Goldman Sachs Legal Bills Could Top $100 Million
And if history is any indication, by the time this is all over, the bills from the lawyers helping defend Goldman's storied Wall Street reputation and actions could soar to over $100 million.
In the last decade, accounting firms KPMG and Arthur Andersen each reportedly spent $50 million fighting federal charges. And given the stakes, the Goldman case could cost double that, especially if the charges move to the criminal realm.
Troy Eid, a former U.S. Attorney General for the state of Colorado, says that even before a company hires a law firm, the bills start piling up. A simple grand jury subpoena, done before any formal investigation gets underway, can cost $100,000 just to get documents ready, he says.

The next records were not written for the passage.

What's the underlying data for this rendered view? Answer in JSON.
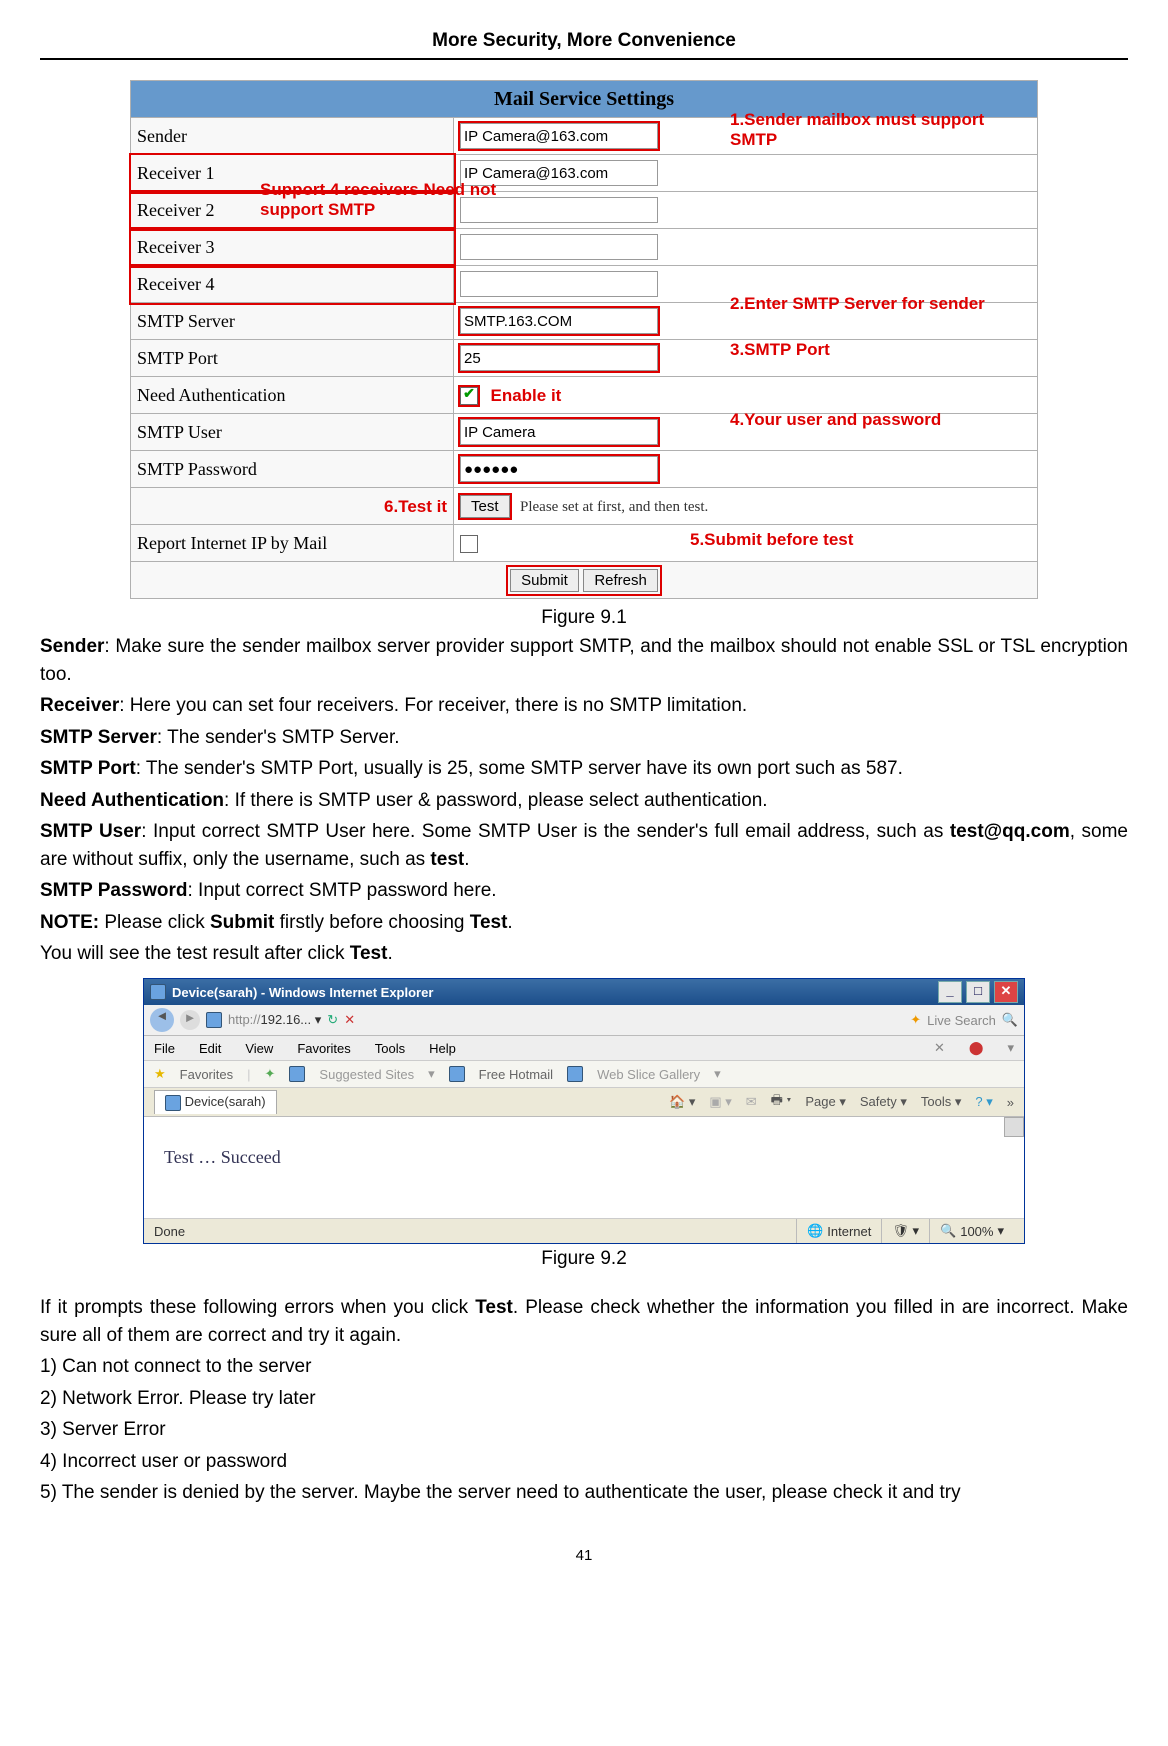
{
  "header": "More Security, More Convenience",
  "mail": {
    "title": "Mail Service Settings",
    "rows": {
      "sender_label": "Sender",
      "sender_val": "IP Camera@163.com",
      "r1_label": "Receiver 1",
      "r1_val": "IP Camera@163.com",
      "r2_label": "Receiver 2",
      "r3_label": "Receiver 3",
      "r4_label": "Receiver 4",
      "smtp_server_label": "SMTP Server",
      "smtp_server_val": "SMTP.163.COM",
      "smtp_port_label": "SMTP Port",
      "smtp_port_val": "25",
      "need_auth_label": "Need Authentication",
      "smtp_user_label": "SMTP User",
      "smtp_user_val": "IP Camera",
      "smtp_pass_label": "SMTP Password",
      "smtp_pass_val": "●●●●●●",
      "test_btn": "Test",
      "test_hint": "Please set at first, and then test.",
      "report_label": "Report Internet IP by Mail",
      "submit_btn": "Submit",
      "refresh_btn": "Refresh"
    },
    "ann": {
      "a1": "1.Sender mailbox must support SMTP",
      "a_recv": "Support 4 receivers Need not support SMTP",
      "a2": "2.Enter SMTP Server for sender",
      "a3": "3.SMTP Port",
      "a_enable": "Enable it",
      "a4": "4.Your user and password",
      "a5": "5.Submit before test",
      "a6": "6.Test it"
    }
  },
  "cap1": "Figure 9.1",
  "desc": {
    "p1a": "Sender",
    "p1b": ": Make sure the sender mailbox server provider support SMTP, and the mailbox should not enable SSL or TSL encryption too.",
    "p2a": "Receiver",
    "p2b": ": Here you can set four receivers. For receiver, there is no SMTP limitation.",
    "p3a": "SMTP Server",
    "p3b": ": The sender's SMTP Server.",
    "p4a": "SMTP Port",
    "p4b": ": The sender's SMTP Port, usually is 25, some SMTP server have its own port such as 587.",
    "p5a": "Need Authentication",
    "p5b": ": If there is SMTP user & password, please select authentication.",
    "p6a": "SMTP User",
    "p6b": ": Input correct SMTP User here. Some SMTP User is the sender's full email address, such as ",
    "p6c": "test@qq.com",
    "p6d": ", some are without suffix, only the username, such as ",
    "p6e": "test",
    "p6f": ".",
    "p7a": "SMTP Password",
    "p7b": ": Input correct SMTP password here.",
    "p8a": "NOTE:",
    "p8b": " Please click ",
    "p8c": "Submit",
    "p8d": " firstly before choosing ",
    "p8e": "Test",
    "p8f": ".",
    "p9a": "You will see the test result after click ",
    "p9b": "Test",
    "p9c": "."
  },
  "ie": {
    "title": "Device(sarah) - Windows Internet Explorer",
    "url_prefix": "http://",
    "url_body": "192.16...",
    "search_hint": "Live Search",
    "menu": [
      "File",
      "Edit",
      "View",
      "Favorites",
      "Tools",
      "Help"
    ],
    "fav_label": "Favorites",
    "suggested": "Suggested Sites",
    "free_hotmail": "Free Hotmail",
    "web_slice": "Web Slice Gallery",
    "tab_name": "Device(sarah)",
    "toolbar_page": "Page",
    "toolbar_safety": "Safety",
    "toolbar_tools": "Tools",
    "body_text": "Test   …   Succeed",
    "status_done": "Done",
    "status_zone": "Internet",
    "status_zoom": "100%"
  },
  "cap2": "Figure 9.2",
  "after": {
    "p1a": "If it prompts these following errors when you click ",
    "p1b": "Test",
    "p1c": ". Please check whether the information you filled in are incorrect. Make sure all of them are correct and try it again.",
    "e1": "1) Can not connect to the server",
    "e2": "2) Network Error. Please try later",
    "e3": "3) Server Error",
    "e4": "4) Incorrect user or password",
    "e5": "5) The sender is denied by the server. Maybe the server need to authenticate the user, please check it and try"
  },
  "pageno": "41"
}
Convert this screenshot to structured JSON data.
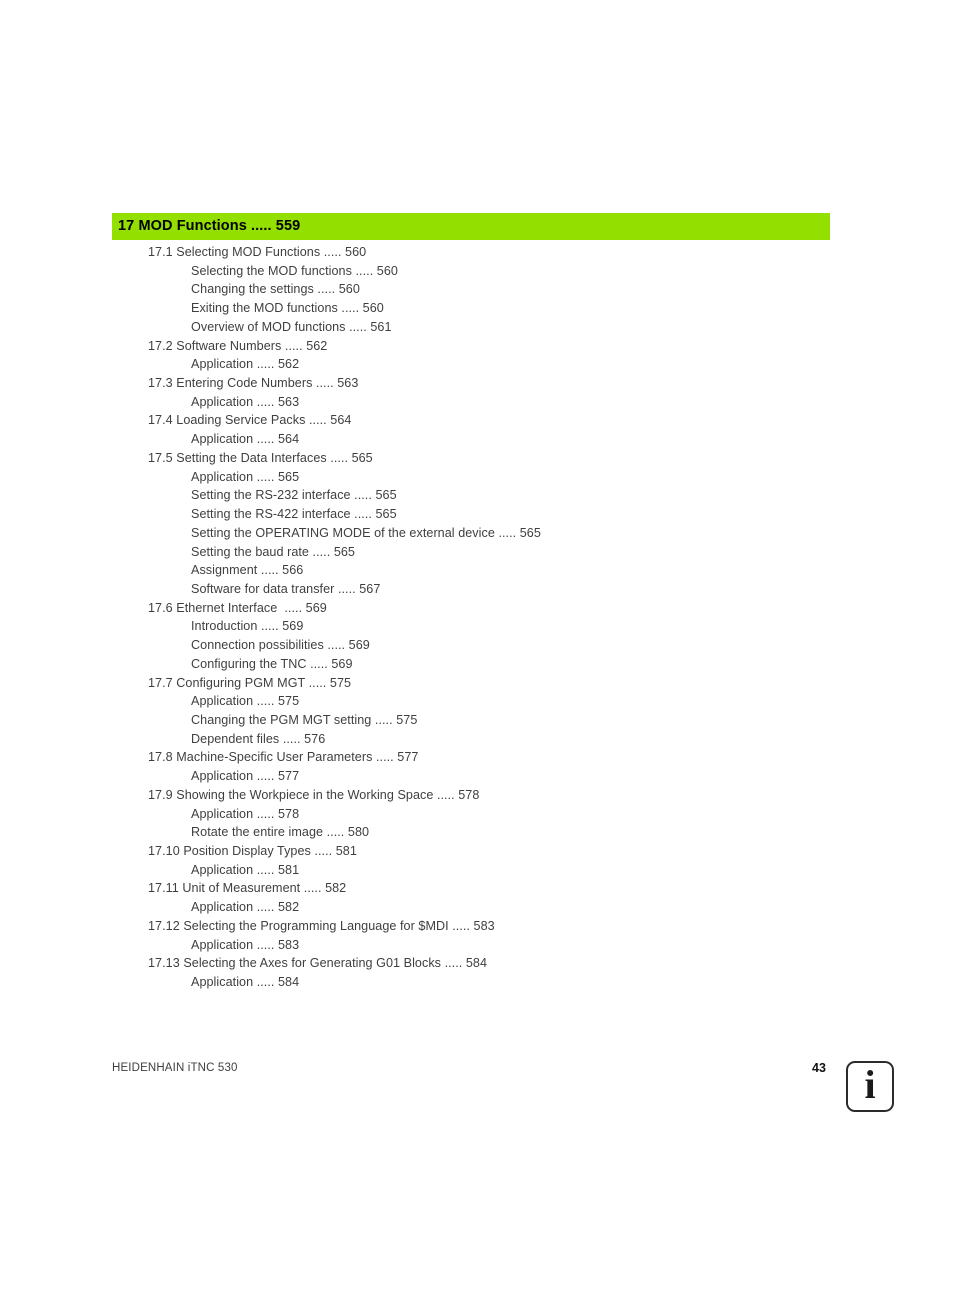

"That's just the tip of the iceberg," says Eid, who oversaw the prosecution of Qwest Communications Chairman and CEO Joe Nacchio in 2005. Nacchio was found guilty of 42 counts of insider trading.
Criminal Defense Costs Big Bucks
Once corporate cases progress to civil fraud, like what's happening now with Goldman Sachs, the legal fees go into overdrive. If a case goes the criminal route, you might as well turn on the spigot. In the Nacchio case, legal bills reportedly reached $70 million.
"This is a tremendously big deal in terms of legal costs," says Eid, who is now in private practice with law firm Greenberg Traurig. "It affects investors, liability insurance, all of which hits the bottom line."
The SEC on April 16 filed a civil suit charging Goldman Sachs and an employee with fraud for allegedly misleading investors or failing to tell them facts that would have affected their financial decisions. The company and employee have denied any wrongdoing.
Corporate Attorneys Pay Reaches $1,000 an Hour
On Friday, the Justice Department confirmed that it has opened a criminal investigation over the deals surrounding Goldman's mortgage securities. The firm didn't comment for this article.
Executives for the Wall Street stalwart testified this week in front of a Senate investigative panel about their investments during the time the nation's housing market was collapsing.
Jon May couldn't help notice that during the testimony, each executive was represented by several attorneys. May, chairman of the White Collar Crime Section for The National Association of Criminal Defense Lawyers, conservatively estimates that each of the lawyers was making a minimum $550 an hour, but more likely closer to $1,000.
"We are talking tens of millions of dollars, possibly hundreds, in legal fees for cases like this," May said. "You have a multiple of law firms representing individuals, and all kinds of specialists."
Companies Foot the Bills for Executives
Most companies will pick up the lawyer bills in the civil cases through their insurance plans, but if the investigation goes criminal, all bets are off.
In the criminal case of the R. Allen Stanford alleged Ponzi scheme, insurer Lloyd's of London tried to get out of defending the jailed Texas billionaire and other executives. A judge recently ruled, however that Lloyds must pick up the legal bills.
Lloyd's has said that Stanford's company would pay for up to $100 million in legal fees if executives were accused of crimes.
"Companies don't mind covering the civil part, but it becomes much more difficult to spend money on an employee who may have been engaged in illegal activities," said May, adding that it's difficult to justify to stockholders.
The legal bill clauses have become routine for corporate executives. The government had tried to get KPMG to back off of paying legal bills against the accounting firm's employees in the civil case, but lost a precedent-setting decision that basically killed the government's criminal case against the firm.